EXERCISE GOAL: Without any change, set down every record below.

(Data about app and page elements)
=== Section Start ===

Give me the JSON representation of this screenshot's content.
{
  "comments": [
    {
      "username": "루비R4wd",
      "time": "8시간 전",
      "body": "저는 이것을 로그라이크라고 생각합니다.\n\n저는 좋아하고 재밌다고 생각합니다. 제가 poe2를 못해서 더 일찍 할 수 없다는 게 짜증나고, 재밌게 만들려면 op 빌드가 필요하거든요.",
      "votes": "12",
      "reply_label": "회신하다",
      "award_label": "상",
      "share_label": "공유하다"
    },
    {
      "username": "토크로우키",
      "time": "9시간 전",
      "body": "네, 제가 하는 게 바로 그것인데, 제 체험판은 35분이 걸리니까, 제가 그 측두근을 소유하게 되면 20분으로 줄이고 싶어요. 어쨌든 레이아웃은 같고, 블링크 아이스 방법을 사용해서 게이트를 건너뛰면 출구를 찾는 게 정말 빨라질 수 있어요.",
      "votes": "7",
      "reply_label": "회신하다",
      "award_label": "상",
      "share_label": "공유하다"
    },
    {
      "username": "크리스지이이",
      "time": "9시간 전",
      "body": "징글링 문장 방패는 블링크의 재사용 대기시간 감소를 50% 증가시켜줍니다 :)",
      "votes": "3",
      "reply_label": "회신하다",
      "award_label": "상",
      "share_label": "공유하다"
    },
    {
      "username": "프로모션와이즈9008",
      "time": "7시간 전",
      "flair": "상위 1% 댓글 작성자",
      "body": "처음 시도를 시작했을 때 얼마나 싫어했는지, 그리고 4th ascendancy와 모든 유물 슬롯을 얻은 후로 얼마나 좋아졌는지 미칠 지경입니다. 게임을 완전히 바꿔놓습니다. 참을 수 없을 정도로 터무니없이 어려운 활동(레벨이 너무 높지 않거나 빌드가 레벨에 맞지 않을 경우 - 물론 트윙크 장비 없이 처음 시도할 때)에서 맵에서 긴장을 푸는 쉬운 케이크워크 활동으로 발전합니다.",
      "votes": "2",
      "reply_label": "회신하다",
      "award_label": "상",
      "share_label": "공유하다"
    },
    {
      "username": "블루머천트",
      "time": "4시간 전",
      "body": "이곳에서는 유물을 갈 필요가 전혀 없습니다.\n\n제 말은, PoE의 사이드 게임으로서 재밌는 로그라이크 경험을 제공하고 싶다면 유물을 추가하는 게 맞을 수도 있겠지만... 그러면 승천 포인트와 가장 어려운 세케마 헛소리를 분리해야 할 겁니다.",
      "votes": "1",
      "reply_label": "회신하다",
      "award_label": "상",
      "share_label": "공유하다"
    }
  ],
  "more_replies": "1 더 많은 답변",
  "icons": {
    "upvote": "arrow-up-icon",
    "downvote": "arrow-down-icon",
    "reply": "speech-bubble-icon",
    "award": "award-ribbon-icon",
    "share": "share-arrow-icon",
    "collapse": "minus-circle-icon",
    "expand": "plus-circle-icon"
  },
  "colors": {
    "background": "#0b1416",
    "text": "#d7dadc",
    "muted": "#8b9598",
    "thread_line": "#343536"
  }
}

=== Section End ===

EXERCISE OUTPUT:
Give me the JSON representation of this screenshot's content.
{
  "comments": [
    {
      "username": "루비R4wd",
      "time": "8시간 전",
      "body": "저는 이것을 로그라이크라고 생각합니다.\n\n저는 좋아하고 재밌다고 생각합니다. 제가 poe2를 못해서 더 일찍 할 수 없다는 게 짜증나고, 재밌게 만들려면 op 빌드가 필요하거든요.",
      "votes": "12",
      "reply_label": "회신하다",
      "award_label": "상",
      "share_label": "공유하다"
    },
    {
      "username": "토크로우키",
      "time": "9시간 전",
      "body": "네, 제가 하는 게 바로 그것인데, 제 체험판은 35분이 걸리니까, 제가 그 측두근을 소유하게 되면 20분으로 줄이고 싶어요. 어쨌든 레이아웃은 같고, 블링크 아이스 방법을 사용해서 게이트를 건너뛰면 출구를 찾는 게 정말 빨라질 수 있어요.",
      "votes": "7",
      "reply_label": "회신하다",
      "award_label": "상",
      "share_label": "공유하다"
    },
    {
      "username": "크리스지이이",
      "time": "9시간 전",
      "body": "징글링 문장 방패는 블링크의 재사용 대기시간 감소를 50% 증가시켜줍니다 :)",
      "votes": "3",
      "reply_label": "회신하다",
      "award_label": "상",
      "share_label": "공유하다"
    },
    {
      "username": "프로모션와이즈9008",
      "time": "7시간 전",
      "flair": "상위 1% 댓글 작성자",
      "body": "처음 시도를 시작했을 때 얼마나 싫어했는지, 그리고 4th ascendancy와 모든 유물 슬롯을 얻은 후로 얼마나 좋아졌는지 미칠 지경입니다. 게임을 완전히 바꿔놓습니다. 참을 수 없을 정도로 터무니없이 어려운 활동(레벨이 너무 높지 않거나 빌드가 레벨에 맞지 않을 경우 - 물론 트윙크 장비 없이 처음 시도할 때)에서 맵에서 긴장을 푸는 쉬운 케이크워크 활동으로 발전합니다.",
      "votes": "2",
      "reply_label": "회신하다",
      "award_label": "상",
      "share_label": "공유하다"
    },
    {
      "username": "블루머천트",
      "time": "4시간 전",
      "body": "이곳에서는 유물을 갈 필요가 전혀 없습니다.\n\n제 말은, PoE의 사이드 게임으로서 재밌는 로그라이크 경험을 제공하고 싶다면 유물을 추가하는 게 맞을 수도 있겠지만... 그러면 승천 포인트와 가장 어려운 세케마 헛소리를 분리해야 할 겁니다.",
      "votes": "1",
      "reply_label": "회신하다",
      "award_label": "상",
      "share_label": "공유하다"
    }
  ],
  "more_replies": "1 더 많은 답변",
  "icons": {
    "upvote": "arrow-up-icon",
    "downvote": "arrow-down-icon",
    "reply": "speech-bubble-icon",
    "award": "award-ribbon-icon",
    "share": "share-arrow-icon",
    "collapse": "minus-circle-icon",
    "expand": "plus-circle-icon"
  },
  "colors": {
    "background": "#0b1416",
    "text": "#d7dadc",
    "muted": "#8b9598",
    "thread_line": "#343536"
  }
}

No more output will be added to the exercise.